Michigan State Sanatorium
Howell Tubercular Sanatorium
At one time, the facility was a place to "take the cure" and from the notes on the back of these postcards that Sally Witt, the current development representative for the old Sanatorium site, found at an antiquarian book sale, it appears that this process took several months to a year.
It also appears that people came from all over the United States to enjoy the beauty of the surroundings and the very capable care they received there.
Below is a picture of the Administration Building taken right after its completion in about 1907 by Lyndon's Studio. Apparently these photos were made into post cards so that the patients could keep in touch with their friends and relatives sometimes hundreds of miles away.

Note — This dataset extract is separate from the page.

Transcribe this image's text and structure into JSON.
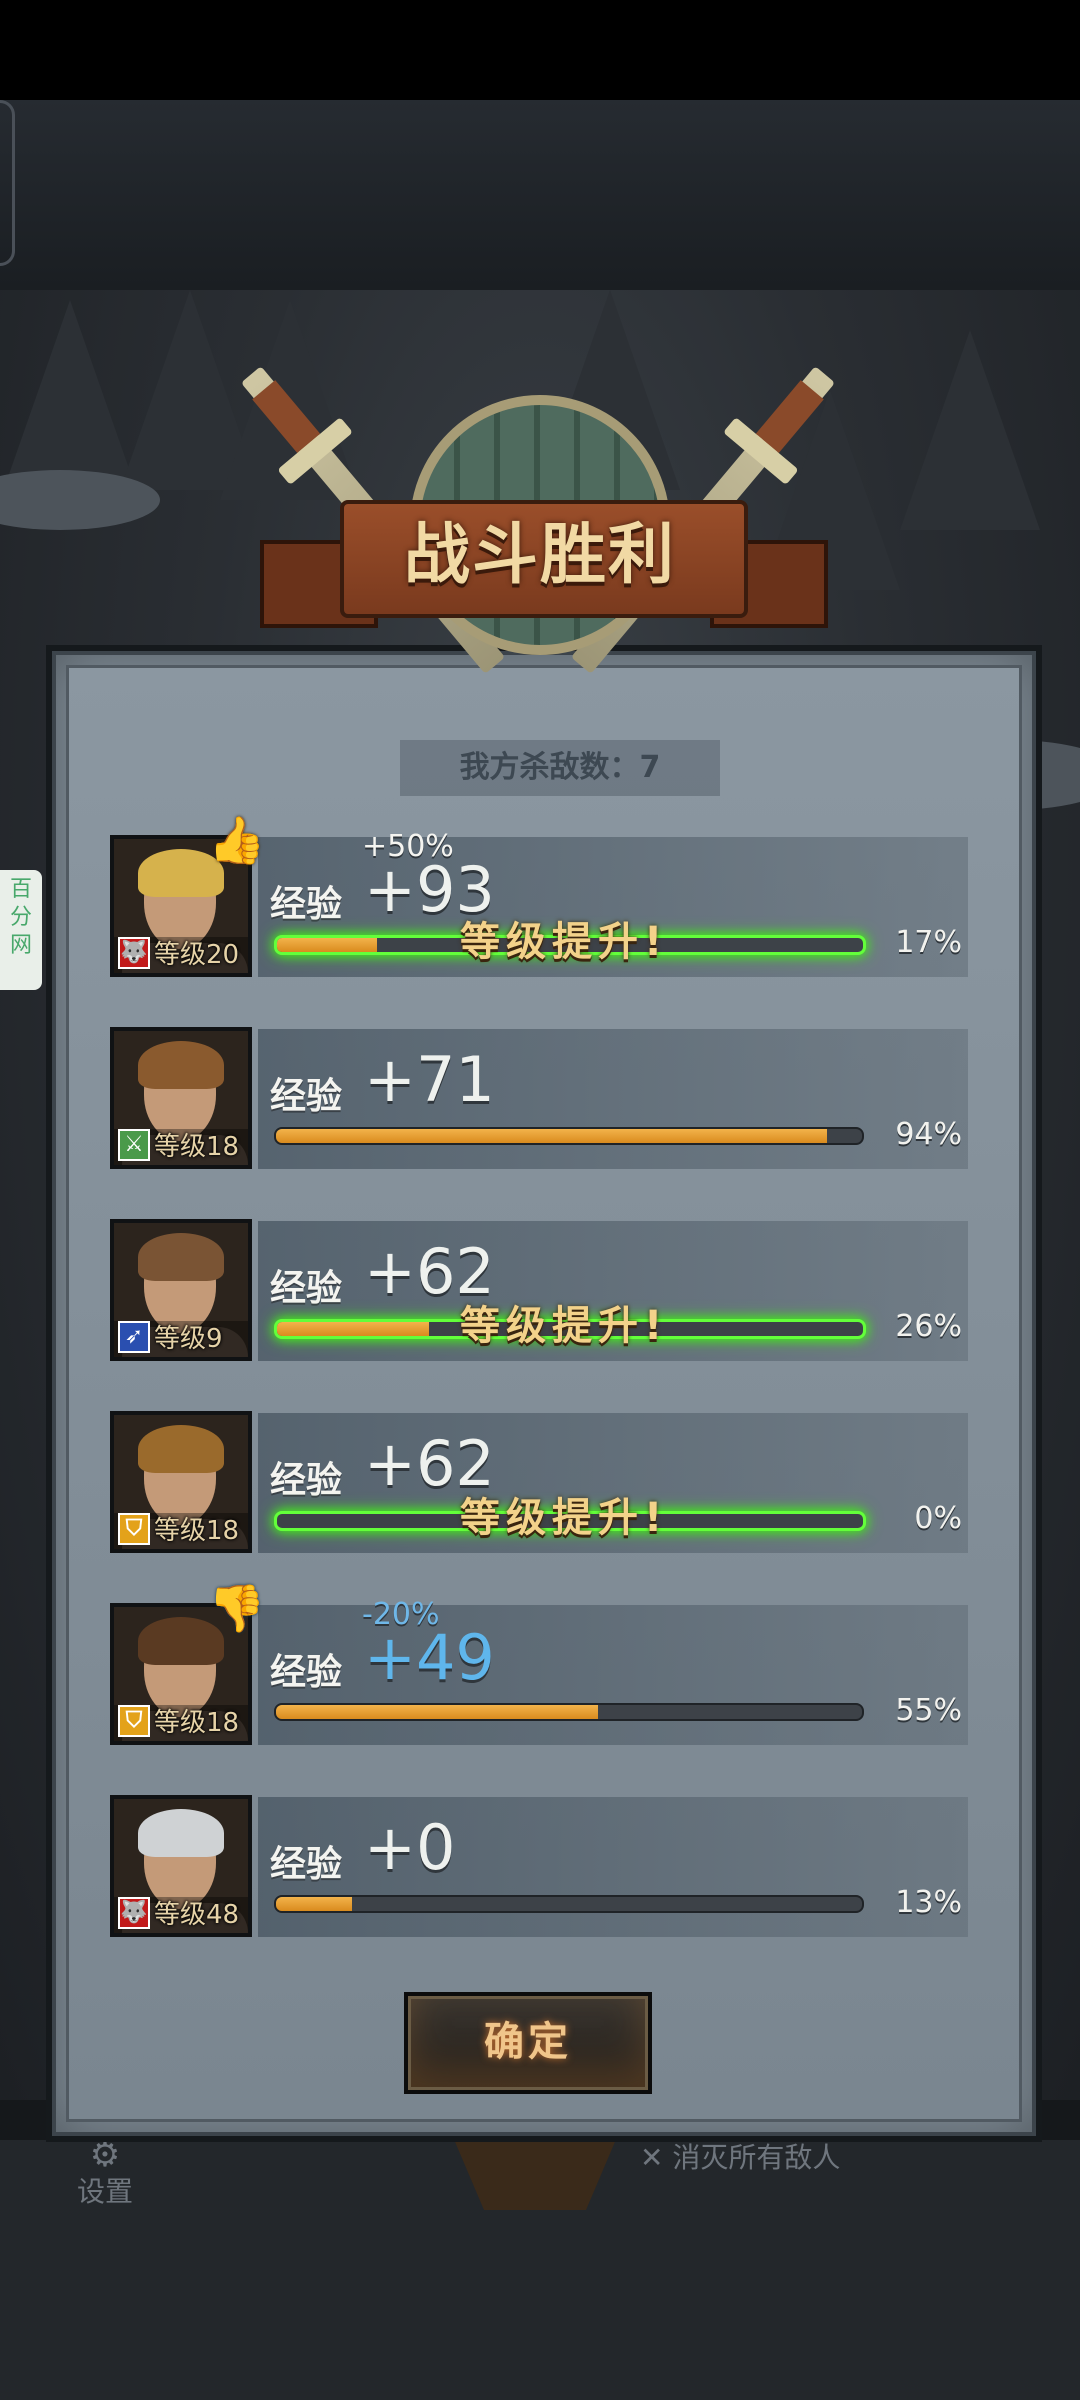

Opened on the 10th of September in 1907, the facility had an administration building and several "open-air" shacks out behind the building. If you look to the left behind the administration building in the picture above you can see the patient "shacks". These each accommodated ten to twelve persons. The men's facility was opened first and the women's opened in about 1908. Bed rest was the treatment required, usually twenty hours a day with the only exercise being the walk to the dining room. Treatment consisted of this total rest as no drugs were used and of course no surgery was ever considered. The men were allowed playing cards and the women handiwork of any kind but that was about the extent of it.
The patients were kept in two files, either they paid for their own care or they were state or county cases and both were charged the same, a fee of $7.00 a week.

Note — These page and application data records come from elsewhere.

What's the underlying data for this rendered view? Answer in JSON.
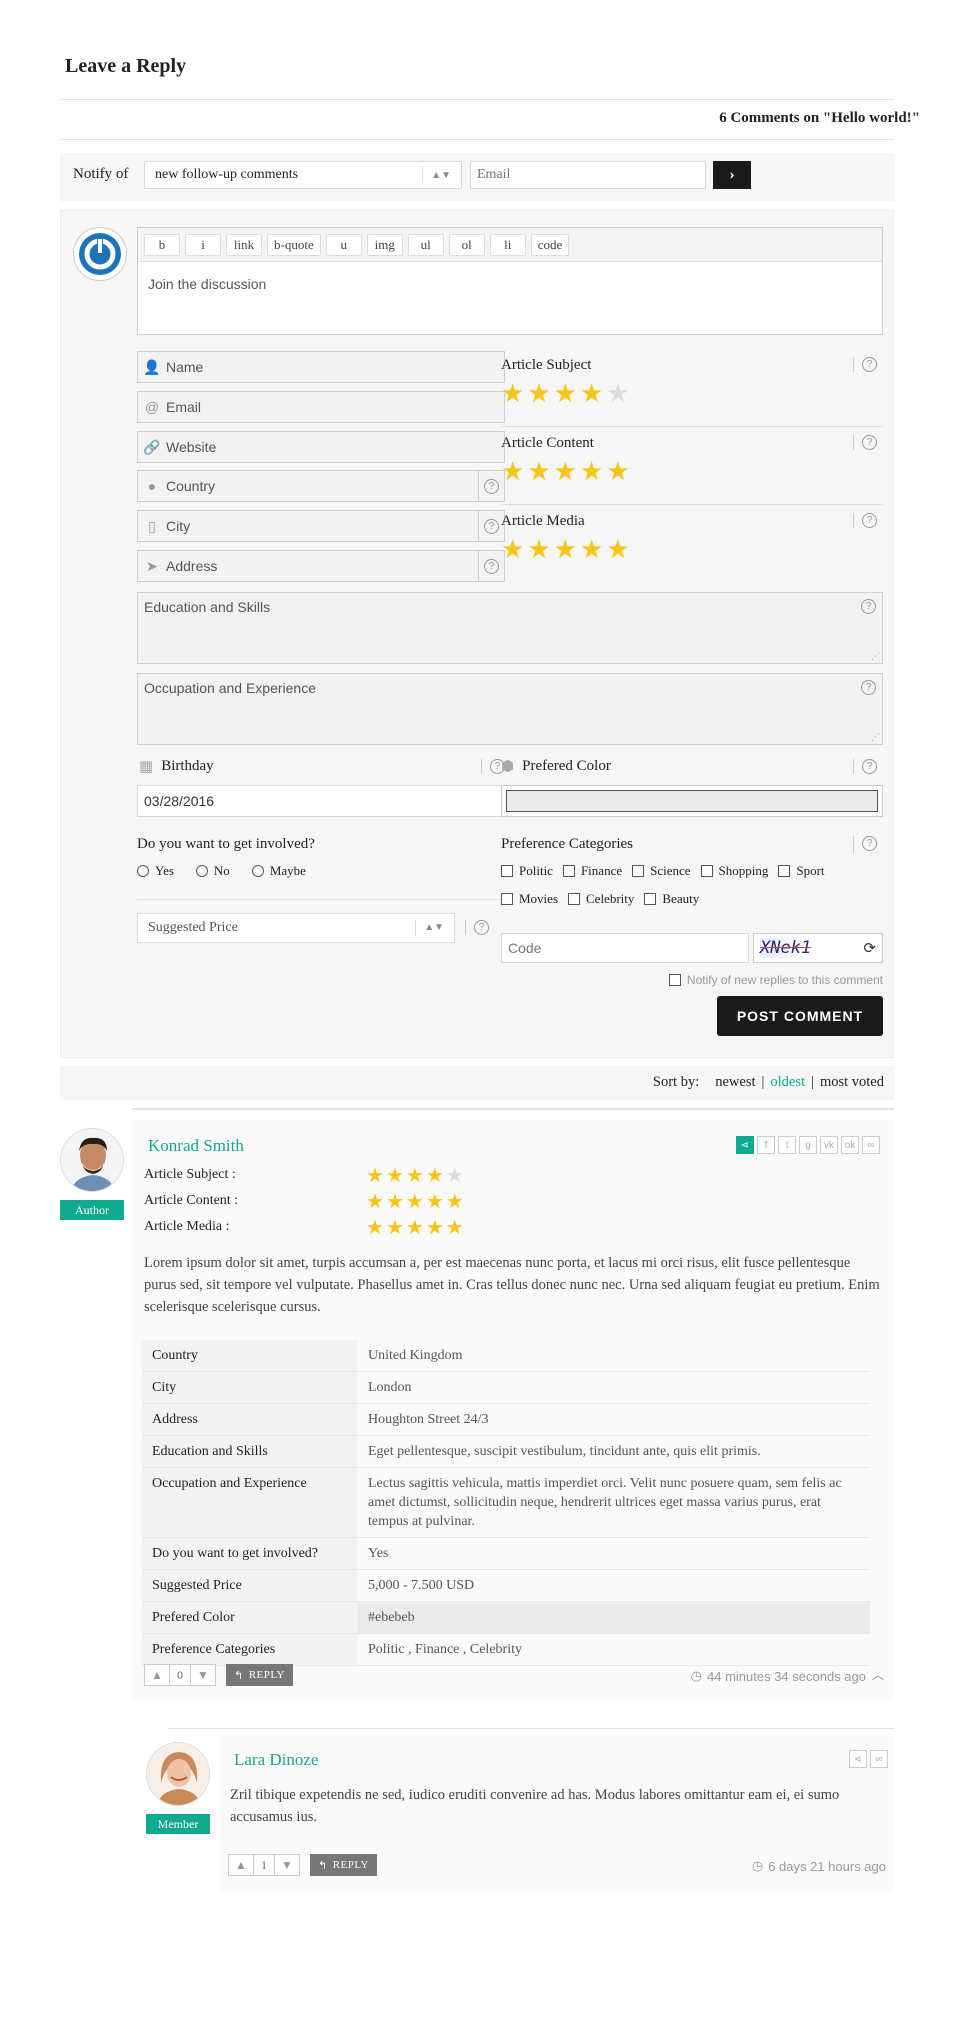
{
  "reply_title": "Leave a Reply",
  "comments_count": "6 Comments on \"Hello world!\"",
  "notify": {
    "label": "Notify of",
    "selected": "new follow-up comments",
    "email_placeholder": "Email",
    "submit": "›"
  },
  "editor": {
    "buttons": [
      "b",
      "i",
      "link",
      "b-quote",
      "u",
      "img",
      "ul",
      "ol",
      "li",
      "code"
    ],
    "placeholder": "Join the discussion"
  },
  "fields": {
    "name": "Name",
    "email": "Email",
    "website": "Website",
    "country": "Country",
    "city": "City",
    "address": "Address",
    "education": "Education and Skills",
    "occupation": "Occupation and Experience",
    "birthday_label": "Birthday",
    "birthday_value": "03/28/2016",
    "color_label": "Prefered Color",
    "involved_label": "Do you want to get involved?",
    "involved_options": [
      "Yes",
      "No",
      "Maybe"
    ],
    "categories_label": "Preference Categories",
    "categories": [
      "Politic",
      "Finance",
      "Science",
      "Shopping",
      "Sport",
      "Movies",
      "Celebrity",
      "Beauty"
    ],
    "price_placeholder": "Suggested Price",
    "code_placeholder": "Code",
    "captcha": "XNek1",
    "notify_replies": "Notify of new replies to this comment",
    "post": "POST COMMENT"
  },
  "form_ratings": [
    {
      "label": "Article Subject",
      "value": 4,
      "max": 5
    },
    {
      "label": "Article Content",
      "value": 5,
      "max": 5
    },
    {
      "label": "Article Media",
      "value": 5,
      "max": 5
    }
  ],
  "sort": {
    "label": "Sort by:",
    "newest": "newest",
    "oldest": "oldest",
    "most_voted": "most voted",
    "sep": "|",
    "active_color": "#10ab8e"
  },
  "comment1": {
    "author": "Konrad Smith",
    "badge": "Author",
    "ratings": [
      {
        "label": "Article Subject :",
        "value": 4,
        "max": 5
      },
      {
        "label": "Article Content :",
        "value": 5,
        "max": 5
      },
      {
        "label": "Article Media :",
        "value": 5,
        "max": 5
      }
    ],
    "text": "Lorem ipsum dolor sit amet, turpis accumsan a, per est maecenas nunc porta, et lacus mi orci risus, elit fusce pellentesque purus sed, sit tempore vel vulputate. Phasellus amet in. Cras tellus donec nunc nec. Urna sed aliquam feugiat eu pretium. Enim scelerisque scelerisque cursus.",
    "info": [
      {
        "k": "Country",
        "v": "United Kingdom"
      },
      {
        "k": "City",
        "v": "London"
      },
      {
        "k": "Address",
        "v": "Houghton Street 24/3"
      },
      {
        "k": "Education and Skills",
        "v": "Eget pellentesque, suscipit vestibulum, tincidunt ante, quis elit primis."
      },
      {
        "k": "Occupation and Experience",
        "v": "Lectus sagittis vehicula, mattis imperdiet orci. Velit nunc posuere quam, sem felis ac amet dictumst, sollicitudin neque, hendrerit ultrices eget massa varius purus, erat tempus at pulvinar."
      },
      {
        "k": "Do you want to get involved?",
        "v": "Yes"
      },
      {
        "k": "Suggested Price",
        "v": "5,000 - 7.500 USD"
      },
      {
        "k": "Prefered Color",
        "v": "#ebebeb"
      },
      {
        "k": "Preference Categories",
        "v": "Politic , Finance , Celebrity"
      }
    ],
    "votes": "0",
    "reply": "REPLY",
    "time": "44 minutes 34 seconds ago"
  },
  "comment2": {
    "author": "Lara Dinoze",
    "badge": "Member",
    "text": "Zril tibique expetendis ne sed, iudico eruditi convenire ad has. Modus labores omittantur eam ei, ei sumo accusamus ius.",
    "votes": "1",
    "reply": "REPLY",
    "time": "6 days 21 hours ago"
  },
  "colors": {
    "accent": "#10ab8e",
    "star": "#f5c518",
    "dark_button": "#1a1a1a"
  }
}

People came from the Detroit, Grand Rapids and Northern Michigan areas as well as other states, but few ever came from the Howell area.
If you would like to read more about the facility you can obtain a copy of the 1976 Howell Bicentennial History Book from local bookstores or the Livingston County Historical Society.

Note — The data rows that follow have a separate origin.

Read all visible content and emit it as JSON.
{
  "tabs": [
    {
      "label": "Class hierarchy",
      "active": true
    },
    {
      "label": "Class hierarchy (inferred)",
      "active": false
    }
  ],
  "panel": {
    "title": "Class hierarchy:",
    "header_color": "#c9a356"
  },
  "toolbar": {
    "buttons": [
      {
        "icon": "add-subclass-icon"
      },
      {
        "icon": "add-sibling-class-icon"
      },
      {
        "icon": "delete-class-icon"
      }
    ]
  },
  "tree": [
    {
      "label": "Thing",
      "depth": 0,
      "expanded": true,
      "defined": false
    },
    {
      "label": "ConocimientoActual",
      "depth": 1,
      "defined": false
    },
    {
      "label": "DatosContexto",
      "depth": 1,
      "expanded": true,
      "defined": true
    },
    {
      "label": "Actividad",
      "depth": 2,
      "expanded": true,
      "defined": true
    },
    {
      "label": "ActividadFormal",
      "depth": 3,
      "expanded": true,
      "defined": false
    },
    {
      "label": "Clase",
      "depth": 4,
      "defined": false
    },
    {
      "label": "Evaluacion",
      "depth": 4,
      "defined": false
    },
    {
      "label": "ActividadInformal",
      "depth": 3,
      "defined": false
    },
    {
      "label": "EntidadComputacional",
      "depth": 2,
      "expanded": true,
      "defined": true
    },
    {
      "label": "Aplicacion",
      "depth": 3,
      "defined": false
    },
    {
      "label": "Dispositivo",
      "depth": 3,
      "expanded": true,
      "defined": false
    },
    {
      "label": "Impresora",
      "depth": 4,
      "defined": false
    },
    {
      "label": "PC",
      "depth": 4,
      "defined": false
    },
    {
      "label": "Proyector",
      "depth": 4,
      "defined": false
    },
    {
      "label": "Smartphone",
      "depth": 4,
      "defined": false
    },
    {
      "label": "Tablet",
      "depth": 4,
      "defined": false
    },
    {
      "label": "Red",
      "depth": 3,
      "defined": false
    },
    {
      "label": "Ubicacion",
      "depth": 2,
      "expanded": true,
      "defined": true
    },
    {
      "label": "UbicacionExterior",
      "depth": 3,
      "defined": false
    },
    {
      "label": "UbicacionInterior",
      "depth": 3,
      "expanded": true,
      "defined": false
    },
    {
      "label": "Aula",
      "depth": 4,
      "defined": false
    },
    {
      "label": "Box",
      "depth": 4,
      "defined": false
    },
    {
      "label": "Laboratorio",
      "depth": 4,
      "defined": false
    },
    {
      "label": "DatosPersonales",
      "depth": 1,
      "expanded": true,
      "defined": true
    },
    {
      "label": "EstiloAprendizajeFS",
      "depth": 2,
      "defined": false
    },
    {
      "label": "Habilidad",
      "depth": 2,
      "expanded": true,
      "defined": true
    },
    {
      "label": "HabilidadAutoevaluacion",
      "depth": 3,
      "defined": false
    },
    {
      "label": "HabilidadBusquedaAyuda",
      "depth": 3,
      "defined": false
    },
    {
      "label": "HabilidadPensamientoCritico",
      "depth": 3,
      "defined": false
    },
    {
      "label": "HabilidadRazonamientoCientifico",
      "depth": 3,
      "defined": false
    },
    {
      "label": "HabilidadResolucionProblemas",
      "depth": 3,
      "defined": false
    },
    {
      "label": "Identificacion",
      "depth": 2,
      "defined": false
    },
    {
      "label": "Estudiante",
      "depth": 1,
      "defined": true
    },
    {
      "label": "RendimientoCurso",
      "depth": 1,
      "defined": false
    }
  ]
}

Below is another view of the main building at the center.
If I find more photos, I will put these up for your information.
After the property had been used for various state services through the years, they seemed to go into a state of disrepair and were finally torn down in the 1970's after kids would use the site for their own activities.
The land, which is in a beautiful part of Livingston County, some say the highest point of the county lay unused for almost two decades. The towering, mature trees that include oak, pine and many other hardwood and deciduous varieties make for a potentially beautiful place to live.
The proposed homes that will be built in the area will be called Georgetown and will be placed on a minimum of one to two acres, prices ranging in the $400,000 range. To announce this new development, there will be a reunion on the 27th of June for any previous patients of the Sanatorium. If you are interested in more information regarding this venture please contact Sally or David Witt of Heritage Better Homes & Gardens Real Estate who also have their website hosted by Internet Services of Michigan. Sally has always been great supporters of the community and has helped me acquire the photos above and is attempting to gain yet more information to add to this site.
If I can get some interviews with those that attend the reunion, I will add these at a future date.
Livingston County MI - USGenWeb Project Page
1895 U.S. Atlas Main Title Page
© 1997-1998 All Rights Reserved
CFC Productions - http://www.LivGenMI.com/sanatorium.htm
For More Information Contact: Pam Rietsch at: email@example.com
For All Services Related to the Internet Click Above!